*YOUR TASK*
Only the number is wanted: count the lines in the data with "date" in them.

—————

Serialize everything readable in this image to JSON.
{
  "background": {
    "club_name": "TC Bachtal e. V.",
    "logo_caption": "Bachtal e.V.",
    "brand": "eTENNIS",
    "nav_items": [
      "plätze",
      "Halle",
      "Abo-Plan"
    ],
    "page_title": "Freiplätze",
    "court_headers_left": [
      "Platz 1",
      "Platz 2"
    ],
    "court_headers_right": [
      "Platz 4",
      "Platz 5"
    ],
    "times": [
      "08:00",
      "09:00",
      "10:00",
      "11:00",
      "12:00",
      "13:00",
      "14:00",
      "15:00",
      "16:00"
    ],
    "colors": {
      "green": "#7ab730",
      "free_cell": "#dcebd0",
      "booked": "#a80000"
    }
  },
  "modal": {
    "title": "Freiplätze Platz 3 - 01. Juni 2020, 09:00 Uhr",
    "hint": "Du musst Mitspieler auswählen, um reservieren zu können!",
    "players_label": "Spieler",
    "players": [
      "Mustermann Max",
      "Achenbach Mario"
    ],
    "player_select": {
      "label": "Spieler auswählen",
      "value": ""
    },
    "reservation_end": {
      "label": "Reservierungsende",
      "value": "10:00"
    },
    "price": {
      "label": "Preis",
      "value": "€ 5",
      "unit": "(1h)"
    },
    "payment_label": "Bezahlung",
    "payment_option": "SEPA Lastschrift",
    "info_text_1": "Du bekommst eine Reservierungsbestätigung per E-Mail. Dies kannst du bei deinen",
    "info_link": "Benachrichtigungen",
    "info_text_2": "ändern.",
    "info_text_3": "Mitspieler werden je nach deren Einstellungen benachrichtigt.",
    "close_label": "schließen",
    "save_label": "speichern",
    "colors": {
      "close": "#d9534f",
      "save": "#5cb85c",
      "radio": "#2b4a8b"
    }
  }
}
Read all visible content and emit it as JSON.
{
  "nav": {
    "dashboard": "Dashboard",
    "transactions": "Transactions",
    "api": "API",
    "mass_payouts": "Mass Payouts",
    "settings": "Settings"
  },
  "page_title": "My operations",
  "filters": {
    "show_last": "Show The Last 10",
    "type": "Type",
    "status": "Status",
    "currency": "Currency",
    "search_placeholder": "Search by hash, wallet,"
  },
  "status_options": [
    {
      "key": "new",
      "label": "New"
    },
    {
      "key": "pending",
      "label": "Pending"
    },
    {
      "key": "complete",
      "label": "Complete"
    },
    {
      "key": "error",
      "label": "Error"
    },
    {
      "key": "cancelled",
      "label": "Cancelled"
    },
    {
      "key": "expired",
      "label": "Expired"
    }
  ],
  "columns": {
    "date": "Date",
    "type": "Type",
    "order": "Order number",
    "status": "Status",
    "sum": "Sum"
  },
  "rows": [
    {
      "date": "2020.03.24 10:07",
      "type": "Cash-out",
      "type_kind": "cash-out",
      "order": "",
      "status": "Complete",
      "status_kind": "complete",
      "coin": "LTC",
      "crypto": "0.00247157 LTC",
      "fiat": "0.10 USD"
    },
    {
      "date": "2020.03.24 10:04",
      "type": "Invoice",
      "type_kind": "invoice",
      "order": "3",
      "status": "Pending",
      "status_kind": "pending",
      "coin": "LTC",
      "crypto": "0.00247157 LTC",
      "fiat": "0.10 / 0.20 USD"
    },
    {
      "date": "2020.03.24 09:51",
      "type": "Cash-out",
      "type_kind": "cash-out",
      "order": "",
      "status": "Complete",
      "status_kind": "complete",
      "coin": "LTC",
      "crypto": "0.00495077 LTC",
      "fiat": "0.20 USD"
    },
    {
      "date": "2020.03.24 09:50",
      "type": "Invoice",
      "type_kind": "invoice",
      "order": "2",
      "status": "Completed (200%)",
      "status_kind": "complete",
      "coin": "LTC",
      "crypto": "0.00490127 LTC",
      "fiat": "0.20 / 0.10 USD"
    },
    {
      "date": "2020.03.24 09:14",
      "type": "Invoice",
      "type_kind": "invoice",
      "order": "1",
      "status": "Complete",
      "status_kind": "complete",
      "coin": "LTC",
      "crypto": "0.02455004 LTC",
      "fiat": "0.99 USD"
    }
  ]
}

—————

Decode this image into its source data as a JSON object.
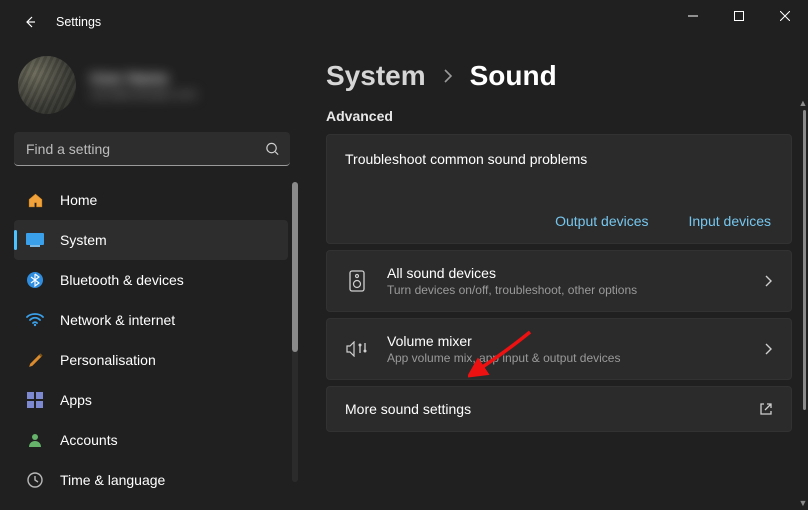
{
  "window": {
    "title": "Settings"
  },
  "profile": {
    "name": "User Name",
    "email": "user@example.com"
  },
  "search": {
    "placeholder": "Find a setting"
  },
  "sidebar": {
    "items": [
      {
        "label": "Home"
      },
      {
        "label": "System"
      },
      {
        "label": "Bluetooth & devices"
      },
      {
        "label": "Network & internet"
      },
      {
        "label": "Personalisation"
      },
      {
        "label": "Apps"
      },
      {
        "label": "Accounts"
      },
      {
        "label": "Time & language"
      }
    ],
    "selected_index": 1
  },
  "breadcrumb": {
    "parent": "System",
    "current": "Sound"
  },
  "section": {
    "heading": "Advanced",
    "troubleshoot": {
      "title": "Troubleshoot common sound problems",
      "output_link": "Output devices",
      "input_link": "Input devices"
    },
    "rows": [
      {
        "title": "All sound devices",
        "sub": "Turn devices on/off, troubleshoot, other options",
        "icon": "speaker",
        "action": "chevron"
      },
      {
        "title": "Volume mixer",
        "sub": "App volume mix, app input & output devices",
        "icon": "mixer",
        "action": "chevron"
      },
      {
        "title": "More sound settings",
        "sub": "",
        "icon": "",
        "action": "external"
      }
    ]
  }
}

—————

*EXERCISE RESPONSE*
6